▸ TASK DESCRIPTION:
In this exercise, the data must be written out exactly.

▸ EXCERPTED DATA:

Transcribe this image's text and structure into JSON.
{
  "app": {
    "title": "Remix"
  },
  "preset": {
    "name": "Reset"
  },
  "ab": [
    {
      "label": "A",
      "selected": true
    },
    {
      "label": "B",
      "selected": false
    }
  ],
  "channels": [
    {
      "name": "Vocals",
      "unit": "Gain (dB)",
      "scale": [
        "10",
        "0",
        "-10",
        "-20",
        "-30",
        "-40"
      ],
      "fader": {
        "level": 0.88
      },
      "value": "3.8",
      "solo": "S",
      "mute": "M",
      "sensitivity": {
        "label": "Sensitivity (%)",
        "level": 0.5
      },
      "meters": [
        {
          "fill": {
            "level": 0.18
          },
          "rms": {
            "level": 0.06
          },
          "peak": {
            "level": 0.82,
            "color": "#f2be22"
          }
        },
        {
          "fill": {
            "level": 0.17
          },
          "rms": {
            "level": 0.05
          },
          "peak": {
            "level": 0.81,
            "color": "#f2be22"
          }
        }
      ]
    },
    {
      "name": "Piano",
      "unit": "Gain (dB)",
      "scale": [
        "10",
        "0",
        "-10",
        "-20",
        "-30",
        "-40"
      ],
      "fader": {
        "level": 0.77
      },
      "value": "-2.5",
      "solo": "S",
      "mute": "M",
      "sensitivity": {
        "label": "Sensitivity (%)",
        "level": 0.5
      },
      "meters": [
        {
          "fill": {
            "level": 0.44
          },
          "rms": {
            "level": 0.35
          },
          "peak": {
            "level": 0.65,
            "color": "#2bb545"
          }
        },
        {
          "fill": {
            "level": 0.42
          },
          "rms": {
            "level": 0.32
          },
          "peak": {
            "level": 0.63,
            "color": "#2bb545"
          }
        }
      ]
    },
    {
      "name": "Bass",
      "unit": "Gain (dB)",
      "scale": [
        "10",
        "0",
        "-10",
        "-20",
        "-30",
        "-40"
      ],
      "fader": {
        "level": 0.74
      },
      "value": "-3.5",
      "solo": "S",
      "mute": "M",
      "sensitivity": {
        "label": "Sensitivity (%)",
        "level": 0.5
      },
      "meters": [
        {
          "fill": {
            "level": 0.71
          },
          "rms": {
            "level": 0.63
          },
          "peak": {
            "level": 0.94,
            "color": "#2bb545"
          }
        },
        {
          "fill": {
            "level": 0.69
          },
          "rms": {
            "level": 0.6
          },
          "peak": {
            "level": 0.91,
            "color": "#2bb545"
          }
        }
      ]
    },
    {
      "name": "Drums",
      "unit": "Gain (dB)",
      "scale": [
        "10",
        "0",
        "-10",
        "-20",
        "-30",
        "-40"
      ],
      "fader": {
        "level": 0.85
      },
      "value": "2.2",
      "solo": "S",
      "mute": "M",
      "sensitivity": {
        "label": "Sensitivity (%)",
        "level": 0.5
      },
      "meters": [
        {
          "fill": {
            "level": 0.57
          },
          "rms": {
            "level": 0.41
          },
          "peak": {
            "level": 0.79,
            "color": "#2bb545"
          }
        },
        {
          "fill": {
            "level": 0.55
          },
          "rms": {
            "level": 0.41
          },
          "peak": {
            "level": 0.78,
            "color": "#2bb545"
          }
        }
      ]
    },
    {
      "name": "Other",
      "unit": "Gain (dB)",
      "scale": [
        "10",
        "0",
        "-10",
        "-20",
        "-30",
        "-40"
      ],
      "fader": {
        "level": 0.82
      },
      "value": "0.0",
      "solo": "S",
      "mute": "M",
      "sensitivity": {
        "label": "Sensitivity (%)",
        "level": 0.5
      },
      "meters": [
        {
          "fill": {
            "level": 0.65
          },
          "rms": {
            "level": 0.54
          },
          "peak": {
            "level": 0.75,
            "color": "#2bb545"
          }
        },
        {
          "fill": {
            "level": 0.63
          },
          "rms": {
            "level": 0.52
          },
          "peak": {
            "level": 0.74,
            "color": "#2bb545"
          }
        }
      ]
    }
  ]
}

▸ ANSWER FOR THIS EXERCISE:
Transcribe this image's text and structure into JSON.
{
  "app": {
    "title": "Remix"
  },
  "preset": {
    "name": "Reset"
  },
  "ab": [
    {
      "label": "A",
      "selected": true
    },
    {
      "label": "B",
      "selected": false
    }
  ],
  "channels": [
    {
      "name": "Vocals",
      "unit": "Gain (dB)",
      "scale": [
        "10",
        "0",
        "-10",
        "-20",
        "-30",
        "-40"
      ],
      "fader": {
        "level": 0.88
      },
      "value": "3.8",
      "solo": "S",
      "mute": "M",
      "sensitivity": {
        "label": "Sensitivity (%)",
        "level": 0.5
      },
      "meters": [
        {
          "fill": {
            "level": 0.18
          },
          "rms": {
            "level": 0.06
          },
          "peak": {
            "level": 0.82,
            "color": "#f2be22"
          }
        },
        {
          "fill": {
            "level": 0.17
          },
          "rms": {
            "level": 0.05
          },
          "peak": {
            "level": 0.81,
            "color": "#f2be22"
          }
        }
      ]
    },
    {
      "name": "Piano",
      "unit": "Gain (dB)",
      "scale": [
        "10",
        "0",
        "-10",
        "-20",
        "-30",
        "-40"
      ],
      "fader": {
        "level": 0.77
      },
      "value": "-2.5",
      "solo": "S",
      "mute": "M",
      "sensitivity": {
        "label": "Sensitivity (%)",
        "level": 0.5
      },
      "meters": [
        {
          "fill": {
            "level": 0.44
          },
          "rms": {
            "level": 0.35
          },
          "peak": {
            "level": 0.65,
            "color": "#2bb545"
          }
        },
        {
          "fill": {
            "level": 0.42
          },
          "rms": {
            "level": 0.32
          },
          "peak": {
            "level": 0.63,
            "color": "#2bb545"
          }
        }
      ]
    },
    {
      "name": "Bass",
      "unit": "Gain (dB)",
      "scale": [
        "10",
        "0",
        "-10",
        "-20",
        "-30",
        "-40"
      ],
      "fader": {
        "level": 0.74
      },
      "value": "-3.5",
      "solo": "S",
      "mute": "M",
      "sensitivity": {
        "label": "Sensitivity (%)",
        "level": 0.5
      },
      "meters": [
        {
          "fill": {
            "level": 0.71
          },
          "rms": {
            "level": 0.63
          },
          "peak": {
            "level": 0.94,
            "color": "#2bb545"
          }
        },
        {
          "fill": {
            "level": 0.69
          },
          "rms": {
            "level": 0.6
          },
          "peak": {
            "level": 0.91,
            "color": "#2bb545"
          }
        }
      ]
    },
    {
      "name": "Drums",
      "unit": "Gain (dB)",
      "scale": [
        "10",
        "0",
        "-10",
        "-20",
        "-30",
        "-40"
      ],
      "fader": {
        "level": 0.85
      },
      "value": "2.2",
      "solo": "S",
      "mute": "M",
      "sensitivity": {
        "label": "Sensitivity (%)",
        "level": 0.5
      },
      "meters": [
        {
          "fill": {
            "level": 0.57
          },
          "rms": {
            "level": 0.41
          },
          "peak": {
            "level": 0.79,
            "color": "#2bb545"
          }
        },
        {
          "fill": {
            "level": 0.55
          },
          "rms": {
            "level": 0.41
          },
          "peak": {
            "level": 0.78,
            "color": "#2bb545"
          }
        }
      ]
    },
    {
      "name": "Other",
      "unit": "Gain (dB)",
      "scale": [
        "10",
        "0",
        "-10",
        "-20",
        "-30",
        "-40"
      ],
      "fader": {
        "level": 0.82
      },
      "value": "0.0",
      "solo": "S",
      "mute": "M",
      "sensitivity": {
        "label": "Sensitivity (%)",
        "level": 0.5
      },
      "meters": [
        {
          "fill": {
            "level": 0.65
          },
          "rms": {
            "level": 0.54
          },
          "peak": {
            "level": 0.75,
            "color": "#2bb545"
          }
        },
        {
          "fill": {
            "level": 0.63
          },
          "rms": {
            "level": 0.52
          },
          "peak": {
            "level": 0.74,
            "color": "#2bb545"
          }
        }
      ]
    }
  ]
}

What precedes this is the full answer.